_Problem requirements_
Across all the records below, how many lines contain "JSON"? Respond with only the number.

Dataset rows describing interfaces
■ ■ ■ ■

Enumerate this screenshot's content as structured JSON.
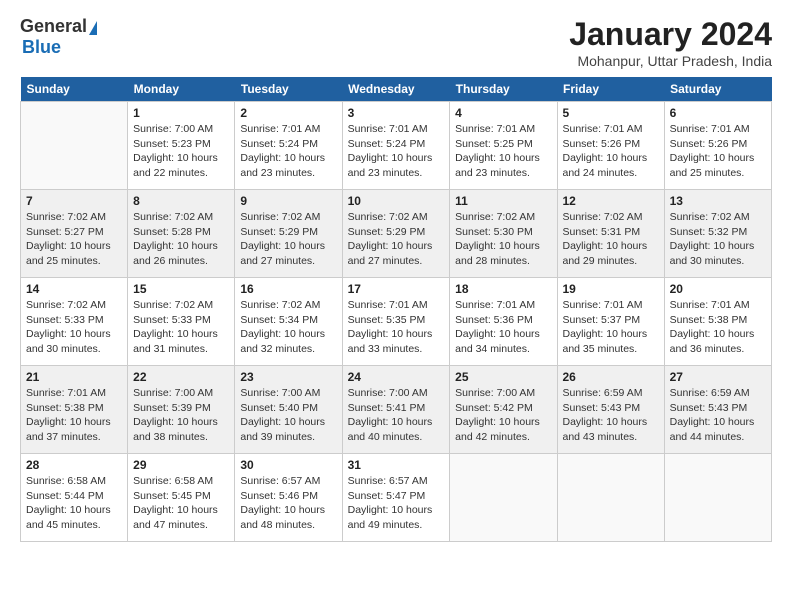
{
  "header": {
    "logo_general": "General",
    "logo_blue": "Blue",
    "month_title": "January 2024",
    "location": "Mohanpur, Uttar Pradesh, India"
  },
  "days_of_week": [
    "Sunday",
    "Monday",
    "Tuesday",
    "Wednesday",
    "Thursday",
    "Friday",
    "Saturday"
  ],
  "weeks": [
    [
      {
        "day": "",
        "info": ""
      },
      {
        "day": "1",
        "info": "Sunrise: 7:00 AM\nSunset: 5:23 PM\nDaylight: 10 hours\nand 22 minutes."
      },
      {
        "day": "2",
        "info": "Sunrise: 7:01 AM\nSunset: 5:24 PM\nDaylight: 10 hours\nand 23 minutes."
      },
      {
        "day": "3",
        "info": "Sunrise: 7:01 AM\nSunset: 5:24 PM\nDaylight: 10 hours\nand 23 minutes."
      },
      {
        "day": "4",
        "info": "Sunrise: 7:01 AM\nSunset: 5:25 PM\nDaylight: 10 hours\nand 23 minutes."
      },
      {
        "day": "5",
        "info": "Sunrise: 7:01 AM\nSunset: 5:26 PM\nDaylight: 10 hours\nand 24 minutes."
      },
      {
        "day": "6",
        "info": "Sunrise: 7:01 AM\nSunset: 5:26 PM\nDaylight: 10 hours\nand 25 minutes."
      }
    ],
    [
      {
        "day": "7",
        "info": "Sunrise: 7:02 AM\nSunset: 5:27 PM\nDaylight: 10 hours\nand 25 minutes."
      },
      {
        "day": "8",
        "info": "Sunrise: 7:02 AM\nSunset: 5:28 PM\nDaylight: 10 hours\nand 26 minutes."
      },
      {
        "day": "9",
        "info": "Sunrise: 7:02 AM\nSunset: 5:29 PM\nDaylight: 10 hours\nand 27 minutes."
      },
      {
        "day": "10",
        "info": "Sunrise: 7:02 AM\nSunset: 5:29 PM\nDaylight: 10 hours\nand 27 minutes."
      },
      {
        "day": "11",
        "info": "Sunrise: 7:02 AM\nSunset: 5:30 PM\nDaylight: 10 hours\nand 28 minutes."
      },
      {
        "day": "12",
        "info": "Sunrise: 7:02 AM\nSunset: 5:31 PM\nDaylight: 10 hours\nand 29 minutes."
      },
      {
        "day": "13",
        "info": "Sunrise: 7:02 AM\nSunset: 5:32 PM\nDaylight: 10 hours\nand 30 minutes."
      }
    ],
    [
      {
        "day": "14",
        "info": "Sunrise: 7:02 AM\nSunset: 5:33 PM\nDaylight: 10 hours\nand 30 minutes."
      },
      {
        "day": "15",
        "info": "Sunrise: 7:02 AM\nSunset: 5:33 PM\nDaylight: 10 hours\nand 31 minutes."
      },
      {
        "day": "16",
        "info": "Sunrise: 7:02 AM\nSunset: 5:34 PM\nDaylight: 10 hours\nand 32 minutes."
      },
      {
        "day": "17",
        "info": "Sunrise: 7:01 AM\nSunset: 5:35 PM\nDaylight: 10 hours\nand 33 minutes."
      },
      {
        "day": "18",
        "info": "Sunrise: 7:01 AM\nSunset: 5:36 PM\nDaylight: 10 hours\nand 34 minutes."
      },
      {
        "day": "19",
        "info": "Sunrise: 7:01 AM\nSunset: 5:37 PM\nDaylight: 10 hours\nand 35 minutes."
      },
      {
        "day": "20",
        "info": "Sunrise: 7:01 AM\nSunset: 5:38 PM\nDaylight: 10 hours\nand 36 minutes."
      }
    ],
    [
      {
        "day": "21",
        "info": "Sunrise: 7:01 AM\nSunset: 5:38 PM\nDaylight: 10 hours\nand 37 minutes."
      },
      {
        "day": "22",
        "info": "Sunrise: 7:00 AM\nSunset: 5:39 PM\nDaylight: 10 hours\nand 38 minutes."
      },
      {
        "day": "23",
        "info": "Sunrise: 7:00 AM\nSunset: 5:40 PM\nDaylight: 10 hours\nand 39 minutes."
      },
      {
        "day": "24",
        "info": "Sunrise: 7:00 AM\nSunset: 5:41 PM\nDaylight: 10 hours\nand 40 minutes."
      },
      {
        "day": "25",
        "info": "Sunrise: 7:00 AM\nSunset: 5:42 PM\nDaylight: 10 hours\nand 42 minutes."
      },
      {
        "day": "26",
        "info": "Sunrise: 6:59 AM\nSunset: 5:43 PM\nDaylight: 10 hours\nand 43 minutes."
      },
      {
        "day": "27",
        "info": "Sunrise: 6:59 AM\nSunset: 5:43 PM\nDaylight: 10 hours\nand 44 minutes."
      }
    ],
    [
      {
        "day": "28",
        "info": "Sunrise: 6:58 AM\nSunset: 5:44 PM\nDaylight: 10 hours\nand 45 minutes."
      },
      {
        "day": "29",
        "info": "Sunrise: 6:58 AM\nSunset: 5:45 PM\nDaylight: 10 hours\nand 47 minutes."
      },
      {
        "day": "30",
        "info": "Sunrise: 6:57 AM\nSunset: 5:46 PM\nDaylight: 10 hours\nand 48 minutes."
      },
      {
        "day": "31",
        "info": "Sunrise: 6:57 AM\nSunset: 5:47 PM\nDaylight: 10 hours\nand 49 minutes."
      },
      {
        "day": "",
        "info": ""
      },
      {
        "day": "",
        "info": ""
      },
      {
        "day": "",
        "info": ""
      }
    ]
  ]
}
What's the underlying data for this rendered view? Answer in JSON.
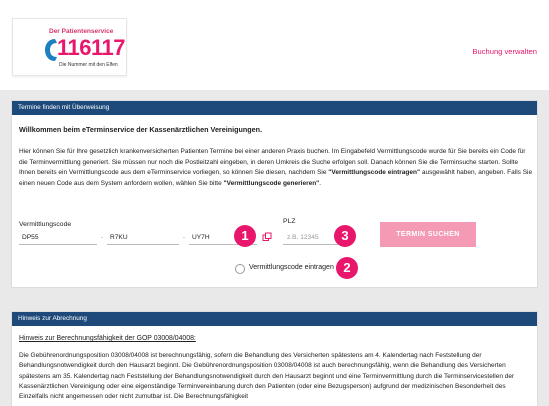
{
  "header": {
    "logo": {
      "top_text": "Der Patientenservice",
      "number": "116117",
      "tagline": "Die Nummer mit den Elfen"
    },
    "booking_link": "Buchung verwalten"
  },
  "search_panel": {
    "title": "Termine finden mit Überweisung",
    "welcome": "Willkommen beim eTerminservice der Kassenärztlichen Vereinigungen.",
    "intro_1": "Hier können Sie für Ihre gesetzlich krankenversicherten Patienten Termine bei einer anderen Praxis buchen. Im Eingabefeld Vermittlungscode wurde für Sie bereits ein Code für die Terminvermittlung generiert. Sie müssen nur noch die Postleitzahl eingeben, in deren Umkreis die Suche erfolgen soll. Danach können Sie die Terminsuche starten. Sollte Ihnen bereits ein Vermittlungscode aus dem eTerminservice vorliegen, so können Sie diesen, nachdem Sie ",
    "intro_bold_1": "\"Vermittlungscode eintragen\"",
    "intro_2": " ausgewählt haben, angeben. Falls Sie einen neuen Code aus dem System anfordern wollen, wählen Sie bitte ",
    "intro_bold_2": "\"Vermittlungscode generieren\"",
    "intro_3": ".",
    "code_label": "Vermittlungscode",
    "code_parts": [
      "DP55",
      "R7KU",
      "UY7H"
    ],
    "separator": ".",
    "plz_label": "PLZ",
    "plz_placeholder": "z.B. 12345",
    "search_button": "TERMIN SUCHEN",
    "radio_label": "Vermittlungscode eintragen",
    "badges": [
      "1",
      "2",
      "3"
    ]
  },
  "hint_panel": {
    "title": "Hinweis zur Abrechnung",
    "subtitle": "Hinweis zur Berechnungsfähigkeit der GOP 03008/04008:",
    "text": "Die Gebührenordnungsposition 03008/04008 ist berechnungsfähig, sofern die Behandlung des Versicherten spätestens am 4. Kalendertag nach Feststellung der Behandlungsnotwendigkeit durch den Hausarzt beginnt. Die Gebührenordnungsposition 03008/04008 ist auch berechnungsfähig, wenn die Behandlung des Versicherten spätestens am 35. Kalendertag nach Feststellung der Behandlungsnotwendigkeit durch den Hausarzt beginnt und eine Terminvermittlung durch die Terminservicestellen der Kassenärztlichen Vereinigung oder eine eigenständige Terminvereinbarung durch den Patienten (oder eine Bezugsperson) aufgrund der medizinischen Besonderheit des Einzelfalls nicht angemessen oder nicht zumutbar ist. Die Berechnungsfähigkeit"
  },
  "colors": {
    "brand_pink": "#e8176b",
    "button_pink": "#f49ab5",
    "panel_header_blue": "#1d4a7a",
    "logo_blue": "#1e7fc0"
  },
  "icons": [
    "phone-icon",
    "copy-icon",
    "radio-icon"
  ]
}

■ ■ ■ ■

_Output of the task_
2